John Houle holds a Master’s Degree in Civil Engineering from the University of Missouri and an MBA from the University of Oregon. He has more than 25 years of experience in the plastic pipe industry in applications engineering, market development, forensic analysis, technical writing, and standards development.

Biased Results in Study on Water Pipe Materials

Posted By John Houle on Jun 24, 2017

In July 2016 a study was published titled “A Framework to Evaluate the Life Cycle Costs and Environmental Impacts of Water Pipelines.” The study, funded by the Ductile Iron Pipe Association (DIPRA), “aims to develop a Pipe Material Life Cycle Assessment tool (PMLCA) that is capable of analyzing different pipe material scenarios and suggesting the best option to the various decision makers.”

The paper could have been a welcome addition to literature on the subject. However, there is one significant problem area: the design example comparing DI pipe to PVC pipe. The example contains questionable assumptions that have biased the analysis in favor of DI pipe.

Skewed Design Assumptions 
The paper contains three key assumptions that create bias:

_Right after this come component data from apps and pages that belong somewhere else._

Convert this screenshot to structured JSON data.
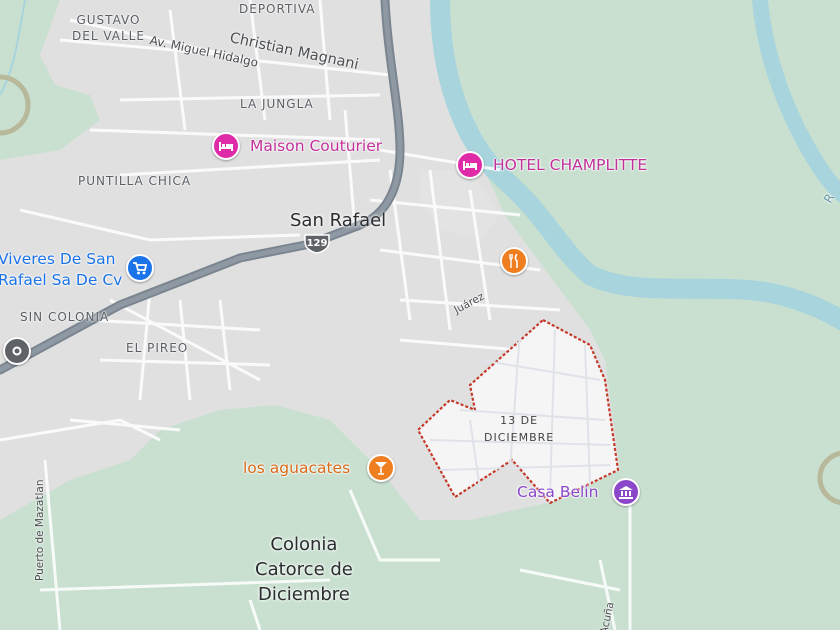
{
  "colors": {
    "water": "#a8d4dd",
    "urban": "#e0e0e0",
    "vegetation": "#c9e0d0",
    "road_major": "#7a8590",
    "road_minor": "#ffffff",
    "highlight_border": "#c43a2a",
    "lodging_pin": "#e02ba8",
    "food_pin": "#ef7e21",
    "shop_pin": "#1a73e8",
    "museum_pin": "#8b47c9",
    "generic_pin": "#5f6368",
    "lodging_text": "#c2319a",
    "food_text": "#d96a17",
    "shop_text": "#1a73e8",
    "museum_text": "#8b47c9"
  },
  "areas": [
    {
      "id": "gustavo-del-valle",
      "line1": "GUSTAVO",
      "line2": "DEL VALLE"
    },
    {
      "id": "deportiva",
      "text": "DEPORTIVA"
    },
    {
      "id": "la-jungla",
      "text": "LA JUNGLA"
    },
    {
      "id": "puntilla-chica",
      "text": "PUNTILLA CHICA"
    },
    {
      "id": "sin-colonia",
      "text": "SIN COLONIA"
    },
    {
      "id": "el-pireo",
      "text": "EL PIREO"
    }
  ],
  "streets": {
    "christian_magnani": "Christian Magnani",
    "miguel_hidalgo": "Av. Miguel Hidalgo",
    "juarez": "Juárez",
    "puerto_de_mazatlan": "Puerto de Mazatlan",
    "acuna": "Acuña",
    "river_label": "R"
  },
  "city": {
    "name": "San Rafael",
    "route_number": "129"
  },
  "district": {
    "line1": "13 DE",
    "line2": "DICIEMBRE"
  },
  "colonia": {
    "line1": "Colonia",
    "line2": "Catorce de",
    "line3": "Diciembre"
  },
  "places": {
    "maison": {
      "name": "Maison Couturier",
      "icon": "bed-icon"
    },
    "champlitte": {
      "name": "HOTEL CHAMPLITTE",
      "icon": "bed-icon"
    },
    "viveres": {
      "line1": "Viveres De San",
      "line2": "Rafael Sa De Cv",
      "icon": "shopping-cart-icon"
    },
    "aguacates": {
      "name": "los aguacates",
      "icon": "cocktail-icon"
    },
    "casa_belin": {
      "name": "Casa Belin",
      "icon": "museum-icon"
    },
    "restaurant": {
      "icon": "fork-knife-icon"
    },
    "location_marker": {
      "icon": "location-pin-icon"
    }
  }
}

  1. DI pipe has an unrealistically long service life
  2. PVC pipe has an unrealistically short service life
  3. DI pipe’s Hazen-Williams “C” factor is constant instead of steadily declining with age for DI pipe

Setting the Record Straight
There are many reasons why the assumptions should be modified (which would result in a much more objective analysis). For my Tech Brief on the subject, click here.

The authors of the study should revise their design example to make it more relevant for utilities that are considering both materials.